Brown-Waite hosted a gathering Monday for the delegation at the Capitol Hill Club, a GOP social club right next door to the headquarters of the Republican National Committee office and two blocks from the Capitol.
Two days later, the delegation selected Rep. Cliff Stearns of Ocala to serve as its chairman. Stearns was elected in 1988.
Monday's gathering was the only time Nugent saw Brown-Waite on his trip and didn't have plans for a meeting. But he'll be seeking advice from her, he said.
Brown-Waite did not respond to repeated requests from the St. Petersburg Times for comment this week.
On Tuesday night, Nugent attended a reception at the Library of Congress. On Wednesday, he headed to a bipartisan gathering among the blooms at the U.S. Botanic Gardens on the National Mall.
And on Thursday, Wendy Nugent struck out to find the apartment her husband will occupy during the week when the House is in session. Nugent plans to do what Brown-Waite did: make the two-hour flight home on the weekends.
Nugent said his wife, a teacher at Springstead High School, found a place that met his criteria: clean, and within walking distance of the Capitol. Walking, he said, will be "an opportunity to keep healthy and clear your mind."
He may not be as lucky with his office.

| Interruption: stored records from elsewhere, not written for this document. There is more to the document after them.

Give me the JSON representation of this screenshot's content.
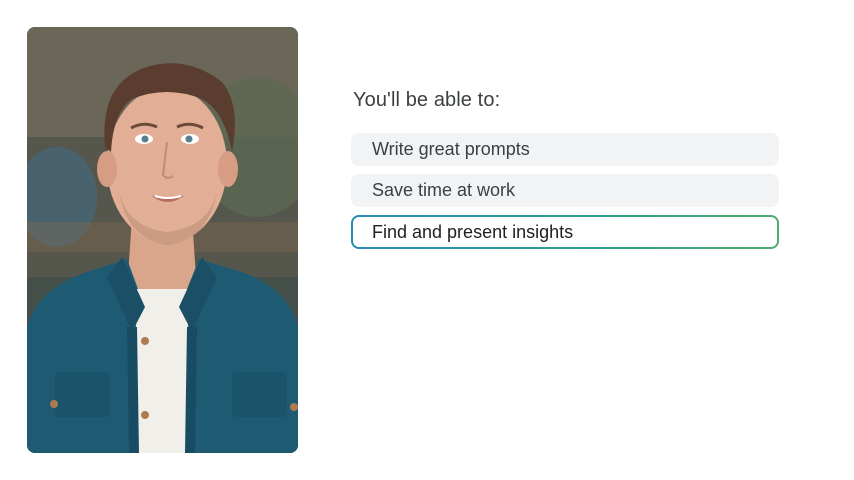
{
  "video": {
    "subject": "presenter"
  },
  "content": {
    "heading": "You'll be able to:",
    "options": [
      {
        "label": "Write great prompts",
        "selected": false
      },
      {
        "label": "Save time at work",
        "selected": false
      },
      {
        "label": "Find and present insights",
        "selected": true
      }
    ]
  },
  "colors": {
    "option_background": "#f1f3f4",
    "selected_border_start": "#2a8ab8",
    "selected_border_end": "#4cae6f",
    "text": "#3c4043"
  }
}
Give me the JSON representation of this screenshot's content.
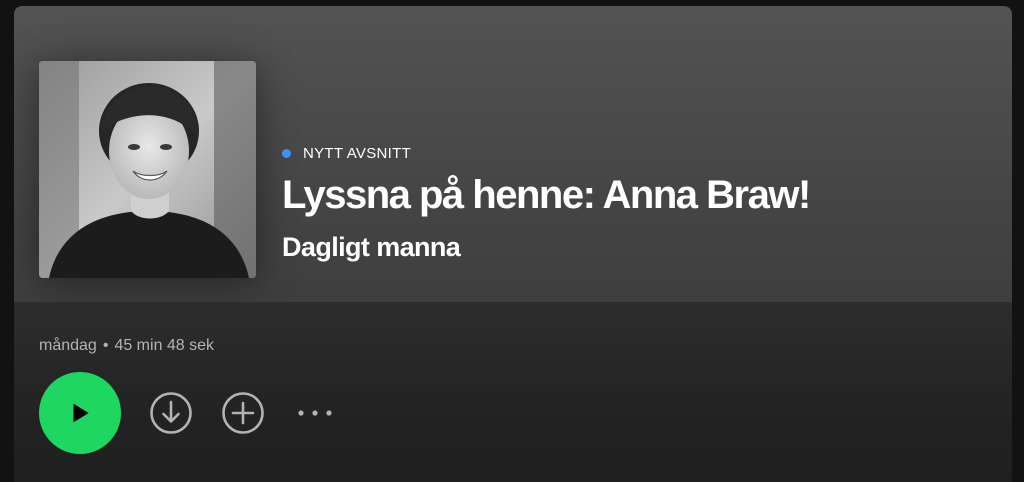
{
  "episode": {
    "badge": "NYTT AVSNITT",
    "title": "Lyssna på henne: Anna Braw!",
    "show": "Dagligt manna",
    "cover_alt": "Anna Braw portrait",
    "day": "måndag",
    "separator": "•",
    "duration": "45 min 48 sek"
  },
  "controls": {
    "play_icon": "play-icon",
    "download_icon": "download-icon",
    "add_icon": "add-icon",
    "more_icon": "more-icon"
  },
  "colors": {
    "accent": "#1ed760",
    "badge_dot": "#3d91f4",
    "text_primary": "#ffffff",
    "text_secondary": "#b3b3b3"
  }
}
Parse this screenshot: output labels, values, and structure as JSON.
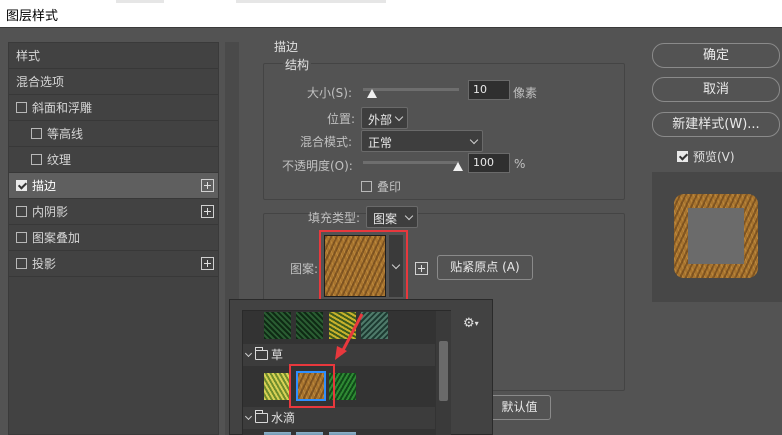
{
  "window": {
    "title": "图层样式"
  },
  "styles_list": [
    {
      "label": "样式",
      "checkbox": false,
      "checked": false,
      "plus": false,
      "indent": false,
      "selected": false
    },
    {
      "label": "混合选项",
      "checkbox": false,
      "checked": false,
      "plus": false,
      "indent": false,
      "selected": false
    },
    {
      "label": "斜面和浮雕",
      "checkbox": true,
      "checked": false,
      "plus": false,
      "indent": false,
      "selected": false
    },
    {
      "label": "等高线",
      "checkbox": true,
      "checked": false,
      "plus": false,
      "indent": true,
      "selected": false
    },
    {
      "label": "纹理",
      "checkbox": true,
      "checked": false,
      "plus": false,
      "indent": true,
      "selected": false
    },
    {
      "label": "描边",
      "checkbox": true,
      "checked": true,
      "plus": true,
      "indent": false,
      "selected": true
    },
    {
      "label": "内阴影",
      "checkbox": true,
      "checked": false,
      "plus": true,
      "indent": false,
      "selected": false
    },
    {
      "label": "图案叠加",
      "checkbox": true,
      "checked": false,
      "plus": false,
      "indent": false,
      "selected": false
    },
    {
      "label": "投影",
      "checkbox": true,
      "checked": false,
      "plus": true,
      "indent": false,
      "selected": false
    }
  ],
  "stroke": {
    "section_title": "描边",
    "structure_title": "结构",
    "size_label": "大小(S):",
    "size_value": "10",
    "size_unit": "像素",
    "position_label": "位置:",
    "position_value": "外部",
    "blend_label": "混合模式:",
    "blend_value": "正常",
    "opacity_label": "不透明度(O):",
    "opacity_value": "100",
    "opacity_unit": "%",
    "overprint_label": "叠印",
    "fill_type_label": "填充类型:",
    "fill_type_value": "图案",
    "pattern_label": "图案:",
    "snap_origin_label": "贴紧原点 (A)",
    "reset_default_label": "默认值"
  },
  "buttons": {
    "ok": "确定",
    "cancel": "取消",
    "new_style": "新建样式(W)...",
    "preview_label": "预览(V)"
  },
  "pattern_picker": {
    "folders": [
      {
        "name": "草"
      },
      {
        "name": "水滴"
      }
    ]
  },
  "colors": {
    "accent_red": "#e8383d",
    "selection_blue": "#2f8fff"
  }
}
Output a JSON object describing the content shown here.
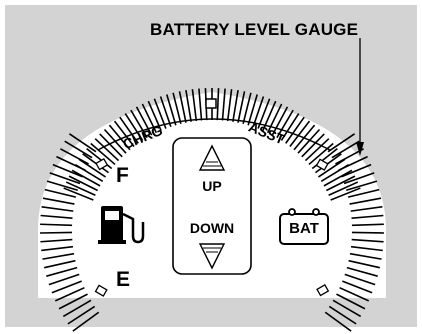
{
  "callout": {
    "title": "BATTERY LEVEL GAUGE"
  },
  "arc_labels": {
    "left": "CHRG",
    "right": "ASST"
  },
  "fuel_gauge": {
    "full": "F",
    "empty": "E",
    "icon": "fuel-pump-icon"
  },
  "indicator": {
    "up": "UP",
    "down": "DOWN",
    "up_icon": "triangle-up-icon",
    "down_icon": "triangle-down-icon"
  },
  "battery_gauge": {
    "label": "BAT",
    "icon": "battery-icon"
  }
}
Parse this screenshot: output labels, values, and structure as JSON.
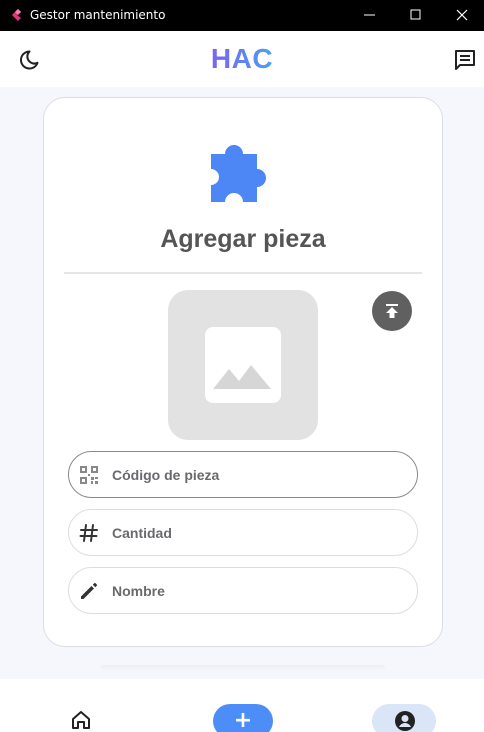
{
  "window": {
    "title": "Gestor mantenimiento",
    "controls": [
      "minimize",
      "maximize",
      "close"
    ]
  },
  "header": {
    "brand": "HAC",
    "theme_icon": "moon-icon",
    "chat_icon": "chat-icon"
  },
  "form": {
    "icon": "puzzle-icon",
    "title": "Agregar pieza",
    "image_placeholder_icon": "image-icon",
    "upload_icon": "upload-icon",
    "fields": [
      {
        "icon": "qr-code-icon",
        "placeholder": "Código de pieza"
      },
      {
        "icon": "hash-icon",
        "placeholder": "Cantidad"
      },
      {
        "icon": "pencil-icon",
        "placeholder": "Nombre"
      }
    ]
  },
  "bottom_nav": {
    "home_icon": "home-icon",
    "add_label": "+",
    "profile_icon": "account-icon"
  },
  "colors": {
    "accent": "#4d8df7",
    "puzzle": "#4d86f5",
    "brand_start": "#7a63f4",
    "brand_end": "#4aa0f0",
    "profile_pill": "#dbe5f8"
  }
}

Members choose their offices in an order decided by lottery, and Nugent on Friday drew number 83 out of 85.
"I'm happy as long as it's not in a tent," he said.
Nugent is accepting resumes for his staff of up to 22. He said he heard on the campaign trail from many constituents who praised Brown-Waite's staff and its ability to cut through bureaucratic red tape.
That bodes well for those staffers applying for a spot on Nugent's team, he said.
"It's important to have people who understand we're servants and we're supposed to be doing this with a servant's heart," he said. "So the faster you can hit the ground running, the better off we are."
He acknowledged that it takes years to gain influence. But he believes in term limits and while the House does not have such limits, he said he doesn't see himself serving more than five terms, voters willing.
"I have to prove to the people who elected me that I deserve to come back," he said.
Tony Marrero can be reached at (352) 848-1431 or firstname.lastname@example.org.